James McGill, fur trader, merchant, politician, philanthropist (born 6 October 1744 in Glasgow, Scotland; died 19 December 1813 in Montreal, Lower Canada). James McGill was one of Montreal’s most prominent citizens in the 18th and early 19th centuries. He grew a successful career as a fur trader into a business empire. McGill also held various positions in public office, including three terms in Lower Canada’s legislature. His will contained the endowment for McGill University. James McGill’s achievements cannot be separated from the fact that he enslaved Black and Indigenous people and profited from this practice.

Article

Salome Bey
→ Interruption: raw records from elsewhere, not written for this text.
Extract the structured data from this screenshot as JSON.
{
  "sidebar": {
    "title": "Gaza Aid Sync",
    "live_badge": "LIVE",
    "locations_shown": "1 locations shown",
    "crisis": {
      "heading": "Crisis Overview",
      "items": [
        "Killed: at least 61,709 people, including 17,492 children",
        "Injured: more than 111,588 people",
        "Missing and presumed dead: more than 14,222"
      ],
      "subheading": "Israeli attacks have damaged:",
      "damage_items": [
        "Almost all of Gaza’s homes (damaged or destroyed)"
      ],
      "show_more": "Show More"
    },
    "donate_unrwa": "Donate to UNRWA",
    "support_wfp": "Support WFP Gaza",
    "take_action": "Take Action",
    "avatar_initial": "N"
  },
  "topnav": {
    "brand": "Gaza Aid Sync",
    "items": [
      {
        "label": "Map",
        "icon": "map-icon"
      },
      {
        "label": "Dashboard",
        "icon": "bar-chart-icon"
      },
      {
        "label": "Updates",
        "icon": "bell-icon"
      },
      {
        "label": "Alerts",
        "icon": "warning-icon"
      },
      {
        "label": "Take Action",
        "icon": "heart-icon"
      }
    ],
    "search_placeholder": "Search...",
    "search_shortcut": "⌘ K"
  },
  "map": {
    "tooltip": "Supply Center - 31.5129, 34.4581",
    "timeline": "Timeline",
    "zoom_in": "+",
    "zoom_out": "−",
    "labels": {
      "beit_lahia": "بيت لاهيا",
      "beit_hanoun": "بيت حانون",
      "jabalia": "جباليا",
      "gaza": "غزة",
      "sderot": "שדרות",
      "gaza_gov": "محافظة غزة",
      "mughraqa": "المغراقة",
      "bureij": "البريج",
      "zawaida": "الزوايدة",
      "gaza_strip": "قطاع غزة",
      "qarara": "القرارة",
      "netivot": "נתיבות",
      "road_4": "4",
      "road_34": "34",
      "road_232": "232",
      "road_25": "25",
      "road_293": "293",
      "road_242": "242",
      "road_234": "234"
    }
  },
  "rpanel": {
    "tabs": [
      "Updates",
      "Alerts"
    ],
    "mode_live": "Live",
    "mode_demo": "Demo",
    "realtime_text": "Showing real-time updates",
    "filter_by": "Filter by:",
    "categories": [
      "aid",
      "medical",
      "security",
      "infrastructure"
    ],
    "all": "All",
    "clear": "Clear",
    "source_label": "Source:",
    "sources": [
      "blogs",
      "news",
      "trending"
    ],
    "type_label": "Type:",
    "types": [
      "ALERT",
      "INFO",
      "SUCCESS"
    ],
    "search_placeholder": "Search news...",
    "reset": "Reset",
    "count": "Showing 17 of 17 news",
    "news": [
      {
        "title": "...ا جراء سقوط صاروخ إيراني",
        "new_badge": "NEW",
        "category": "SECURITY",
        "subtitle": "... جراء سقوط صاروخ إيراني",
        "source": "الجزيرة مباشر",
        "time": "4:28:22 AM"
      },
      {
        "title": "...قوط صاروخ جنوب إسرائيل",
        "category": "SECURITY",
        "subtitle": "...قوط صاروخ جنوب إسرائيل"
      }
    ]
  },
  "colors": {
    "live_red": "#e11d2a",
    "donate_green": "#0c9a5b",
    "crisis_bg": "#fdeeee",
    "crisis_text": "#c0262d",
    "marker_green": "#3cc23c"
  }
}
Salome Bey, singer, actress, songwriter (born 1939 in Newark, New Jersey; died 8 August 2020 in Toronto, ON). Salome Bey was an award-winning jazz, blues and R&B singer. Known as “Canada’s First Lady of the Blues,” she often appeared with her daughters Jacintha Tuku and Saidah Baba Talibah, who accompanied her as the Relatives. Bey wrote and starred in Indigo, a Dora Award-winning history of the blues, and was part of the all-star lineup of Canadian singers who produced the charity single “Tears Are not Enough,” Bey received a Toronto Arts Award and the Martin Luther King Jr. Award for lifetime achievement from the Black Theatre Workshop of Montreal. She was inducted as an honorary member of the Order of Canada.